FDG Uptake on Positron Emission Tomography Correlates with Survival and Time to Recurrence in Patients with Stage I Non-Small-Cell Lung Cancer.

Published

Journal Article

INTRODUCTION: Patients with stage I non-small-cell lung cancer (NSCLC) have a wide variation in outcomes, most likely because there are undetected metastases at presentation. We retrospectively reviewed patients with early stage lung cancer to determine if FDG uptake of the primary tumor as measured on positron emission tomography (PET) at the time of diagnosis was associated with overall survival (OS) or time to recurrence (TTR). METHODS: We reviewed the Tumor Registry at our institution and identified 336 consecutive patients diagnosed with stage I NSCLC over a 5-year period who underwent an FDG-PET/computed tomography within 90 days before surgery. Kaplan-Meier curves were used to describe the survival and TTR experience within subgroups defined by PET maximum standardized uptake value (SUVmax). Cox proportional hazards model was used to assess the impact of PET SUVmax as a continuous variable on OS and TTR. Logistic regression was used to analyze the effect of SUVmax on dichotomized outcomes.

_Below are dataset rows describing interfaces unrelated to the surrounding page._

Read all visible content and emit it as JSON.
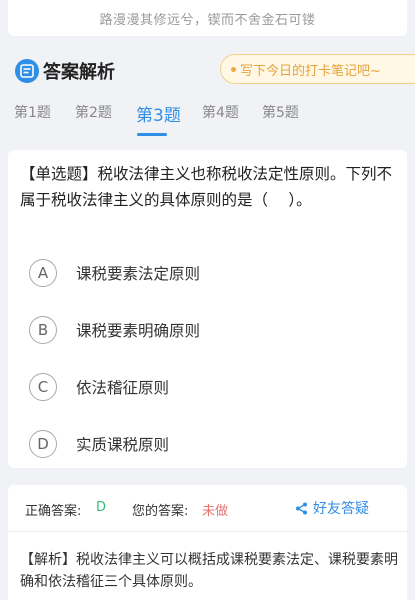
{
  "motto": "路漫漫其修远兮，锲而不舍金石可镂",
  "header": {
    "title": "答案解析",
    "note_button": "写下今日的打卡笔记吧~"
  },
  "tabs": [
    "第1题",
    "第2题",
    "第3题",
    "第4题",
    "第5题"
  ],
  "active_tab": "第3题",
  "question": {
    "text": "【单选题】税收法律主义也称税收法定性原则。下列不属于税收法律主义的具体原则的是（　 ）。",
    "options": [
      {
        "letter": "A",
        "text": "课税要素法定原则"
      },
      {
        "letter": "B",
        "text": "课税要素明确原则"
      },
      {
        "letter": "C",
        "text": "依法稽征原则"
      },
      {
        "letter": "D",
        "text": "实质课税原则"
      }
    ]
  },
  "answer": {
    "correct_label": "正确答案:",
    "correct_value": "D",
    "your_label": "您的答案:",
    "your_value": "未做",
    "share_label": "好友答疑"
  },
  "analysis": "【解析】税收法律主义可以概括成课税要素法定、课税要素明确和依法稽征三个具体原则。",
  "colors": {
    "accent": "#2f8ee6",
    "correct": "#3bb878",
    "not_done": "#e8746e",
    "note": "#e8a23a"
  }
}
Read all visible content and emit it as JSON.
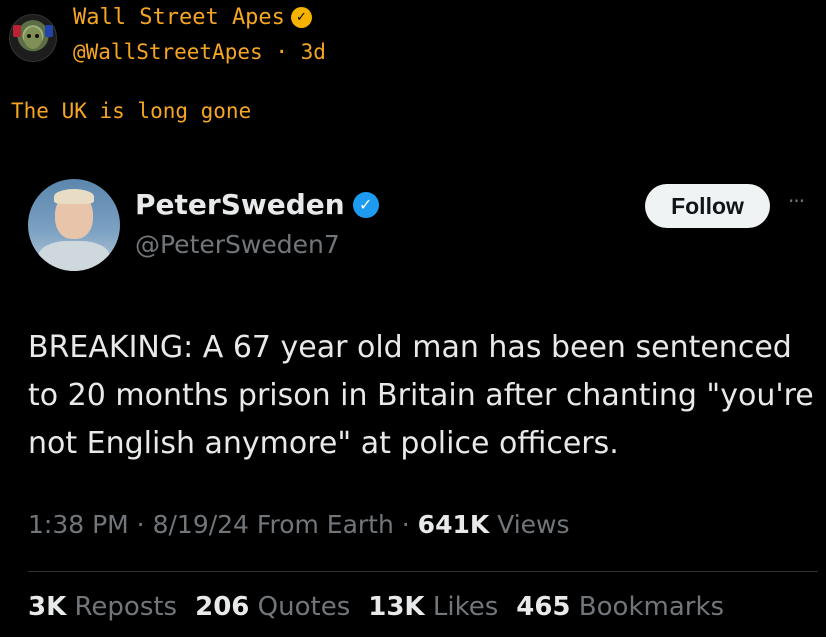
{
  "outer_tweet": {
    "name": "Wall Street Apes",
    "handle": "@WallStreetApes",
    "separator": "·",
    "time": "3d",
    "text": "The UK is long gone",
    "badge_color": "#f5b300",
    "name_color": "#f5a623"
  },
  "quoted_tweet": {
    "name": "PeterSweden",
    "handle": "@PeterSweden7",
    "follow_label": "Follow",
    "more_label": "···",
    "text": "BREAKING: A 67 year old man has been sentenced to 20 months prison in Britain after chanting \"you're not English anymore\" at police officers.",
    "meta": {
      "time": "1:38 PM",
      "sep1": " · ",
      "date": "8/19/24",
      "source": " From Earth",
      "sep2": " · ",
      "views_count": "641K",
      "views_label": " Views"
    },
    "stats": [
      {
        "count": "3K",
        "label": " Reposts"
      },
      {
        "count": "206",
        "label": " Quotes"
      },
      {
        "count": "13K",
        "label": " Likes"
      },
      {
        "count": "465",
        "label": " Bookmarks"
      }
    ],
    "badge_color": "#1d9bf0",
    "verified_glyph": "✓"
  },
  "icons": {
    "outer_badge": "verified-gold-icon",
    "inner_badge": "verified-blue-icon",
    "more": "more-horizontal-icon"
  }
}
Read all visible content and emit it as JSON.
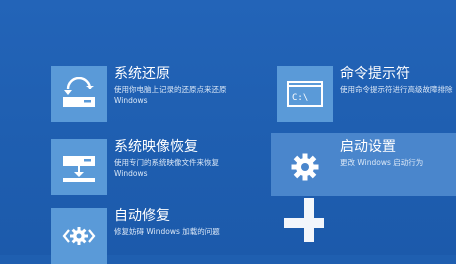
{
  "options": [
    {
      "id": "system-restore",
      "icon": "system-restore-icon",
      "title": "系统还原",
      "desc_line1": "使用你电脑上记录的还原点来还原",
      "desc_line2": "Windows"
    },
    {
      "id": "command-prompt",
      "icon": "command-prompt-icon",
      "title": "命令提示符",
      "desc_line1": "使用命令提示符进行高级故障排除",
      "desc_line2": ""
    },
    {
      "id": "system-image-recovery",
      "icon": "system-image-recovery-icon",
      "title": "系统映像恢复",
      "desc_line1": "使用专门的系统映像文件来恢复",
      "desc_line2": "Windows"
    },
    {
      "id": "startup-settings",
      "icon": "gear-icon",
      "title": "启动设置",
      "desc_line1": "更改 Windows 启动行为",
      "desc_line2": ""
    },
    {
      "id": "startup-repair",
      "icon": "startup-repair-icon",
      "title": "自动修复",
      "desc_line1": "修复妨碍 Windows 加载的问题",
      "desc_line2": ""
    }
  ],
  "colors": {
    "background": "#1f5fb0",
    "tile_icon": "#5a9ad8",
    "highlight": "#4a86cc"
  }
}
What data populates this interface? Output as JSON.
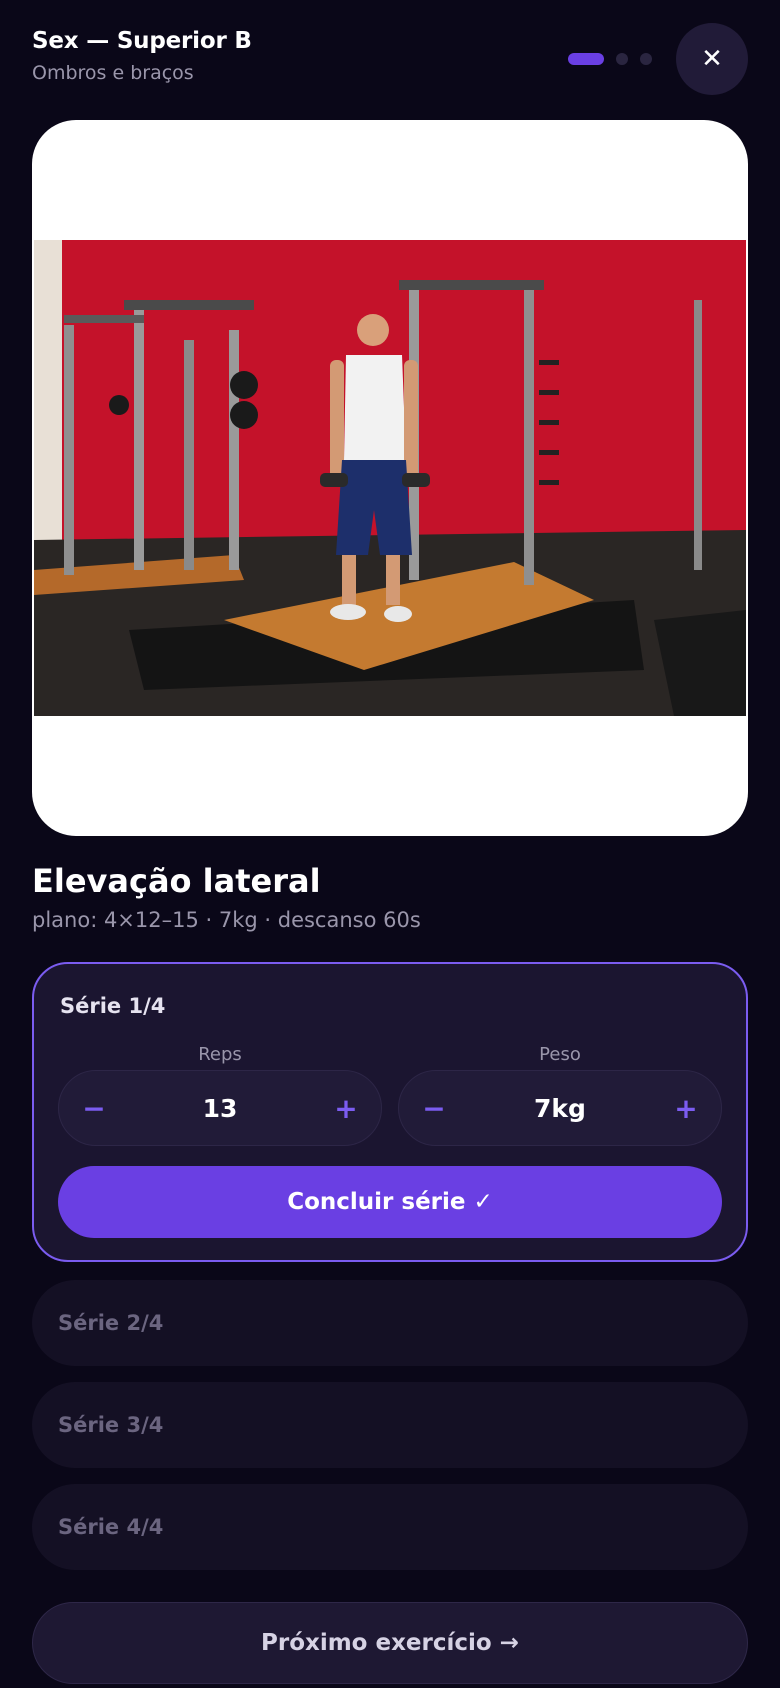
{
  "header": {
    "title": "Sex — Superior B",
    "subtitle": "Ombros e braços",
    "progress_steps": 3,
    "progress_current": 1,
    "close_label": "✕"
  },
  "exercise": {
    "name": "Elevação lateral",
    "plan": "plano: 4×12–15 · 7kg · descanso 60s"
  },
  "active_set": {
    "label": "Série 1/4",
    "reps_label": "Reps",
    "reps_value": "13",
    "weight_label": "Peso",
    "weight_value": "7kg",
    "minus_symbol": "−",
    "plus_symbol": "+",
    "complete_label": "Concluir série ✓"
  },
  "pending_sets": [
    {
      "label": "Série 2/4"
    },
    {
      "label": "Série 3/4"
    },
    {
      "label": "Série 4/4"
    }
  ],
  "next_label": "Próximo exercício →",
  "colors": {
    "background": "#0a0718",
    "accent": "#6a3fe3",
    "accent_border": "#7b5cf0",
    "muted_text": "#9a96ab"
  }
}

RESULTS: Three hundred thirty-six consecutive patients (176 women and 160 men) with stage I NSCLC were retrospectively reviewed. Mean SUVmax was 9.2 ± 6.9 (range 0.6-30.3). The hazard or risk of dying and recurrence increased significantly as SUVmax increased (p = 0.0008 and 0.024, respectively). CONCLUSIONS: Preoperative FDG uptake in the primary tumor in patients with stage I disease is associated with OS and TTR. This may be useful in identifying early stage patients who may benefit from more aggressive therapy after surgical resection.

Full Text

Duke Authors

Cited Authors

  • Kwon, W; Howard, BA; Herndon, JE; Patz, EF

Published Date

  • June 2015

Published In

Volume / Issue

  • 10 / 6

Start / End Page

  • 897 - 902

PubMed ID

  • 25811445

Pubmed Central ID

  • 25811445

Electronic International Standard Serial Number (EISSN)

  • 1556-1380

Digital Object Identifier (DOI)

  • 10.1097/JTO.0000000000000534

Language

  • eng

Conference Location

  • United States